Electronically, these are identical components. The real difference being a trim pot is typically seen as a set and forget component, we used a trim pot to control LCD contrast options in our LCD and Arduino tutorial; we made it so we could read our screen clearly; then we could ignore it essentially. A regular potentiometer is something you would typically see panel mounted with a plastic knob for ease of access and more frequent adjustment. I am glad we got that key difference out of the way, though, it can be a bit of a trap for unsuspecting victims.
Other Variable Resistor Types
In addition to the same-but-different trim pots and regular pots, there are a couple of other components we can use to control the resistance of a signal.
Slide pots are another very similar component, instead of a rotary shaft they use a linear slide that defines the resistance.
Force-sensitive resistors are a little different, instead of using a control knob to control resistance, they use the force applied to their contacts to dictate the level of resistance.
Thermistors are thermally sensitive resistors that can either increase their resistance with temperature or decrease it; the Temperature Coefficient dictates this relationship.
Photoresistors are another type of variable resistor, these being sensitive to light changes striking their surface.
Today we will use a linear potentiometer to control the speed of a DC motor; we will use the Analog read function alongside our potentiometer and the Arduino Uno. Sparkfun have a fantastic collection of potentiometers and variable resistance sensors available too, check out their range.
Grab the following components if you would like to follow the process:
#define MOTOR_PIN 3 //define motor control pin as pin 3
#define POT_PIN A0 //define potentiometer signal pin to read as Analog pin 0
int pot_reading = 0;
pot_reading = analogRead(POT_PIN); //Analog Read of POT_PIN will return value of 0-1023
analogWrite(MOTOR_PIN, pot_reading / 4); //Write a pot_pin value to motor_pin, divide by 4 to reduce value in between 0-255 to the pin

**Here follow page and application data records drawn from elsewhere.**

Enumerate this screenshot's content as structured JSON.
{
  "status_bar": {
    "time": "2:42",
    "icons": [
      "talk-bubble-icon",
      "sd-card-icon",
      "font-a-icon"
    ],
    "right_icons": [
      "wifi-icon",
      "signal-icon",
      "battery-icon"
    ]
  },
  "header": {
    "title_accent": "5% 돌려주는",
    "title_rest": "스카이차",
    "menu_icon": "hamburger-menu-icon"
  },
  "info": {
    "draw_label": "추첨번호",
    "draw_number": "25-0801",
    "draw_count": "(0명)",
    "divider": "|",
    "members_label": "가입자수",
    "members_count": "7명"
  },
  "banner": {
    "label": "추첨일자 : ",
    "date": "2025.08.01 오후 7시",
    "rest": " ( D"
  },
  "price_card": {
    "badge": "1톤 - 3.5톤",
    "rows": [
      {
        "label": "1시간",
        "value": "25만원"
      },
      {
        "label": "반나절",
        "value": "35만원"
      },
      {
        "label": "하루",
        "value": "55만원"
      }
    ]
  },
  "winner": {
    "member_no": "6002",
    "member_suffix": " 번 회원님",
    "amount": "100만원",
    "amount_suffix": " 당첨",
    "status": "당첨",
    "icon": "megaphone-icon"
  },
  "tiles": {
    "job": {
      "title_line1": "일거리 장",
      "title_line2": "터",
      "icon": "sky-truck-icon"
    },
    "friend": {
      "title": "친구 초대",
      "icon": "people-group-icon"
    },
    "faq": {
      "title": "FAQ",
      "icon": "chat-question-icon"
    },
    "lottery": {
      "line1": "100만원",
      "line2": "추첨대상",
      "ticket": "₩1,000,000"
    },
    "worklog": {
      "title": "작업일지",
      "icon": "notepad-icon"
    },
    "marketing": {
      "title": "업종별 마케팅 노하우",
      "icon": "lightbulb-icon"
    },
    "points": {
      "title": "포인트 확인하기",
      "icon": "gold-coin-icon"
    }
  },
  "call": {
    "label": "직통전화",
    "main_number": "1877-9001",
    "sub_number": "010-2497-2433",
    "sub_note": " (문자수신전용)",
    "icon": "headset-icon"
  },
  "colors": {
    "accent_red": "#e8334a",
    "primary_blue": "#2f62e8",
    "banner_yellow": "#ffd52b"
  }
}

Once you've uploaded this sketch to your arduino, you should be able to control the speed of your motor according to the position of your potentiometer! I hope you've enjoyed this tutorial, let us know in the comments below!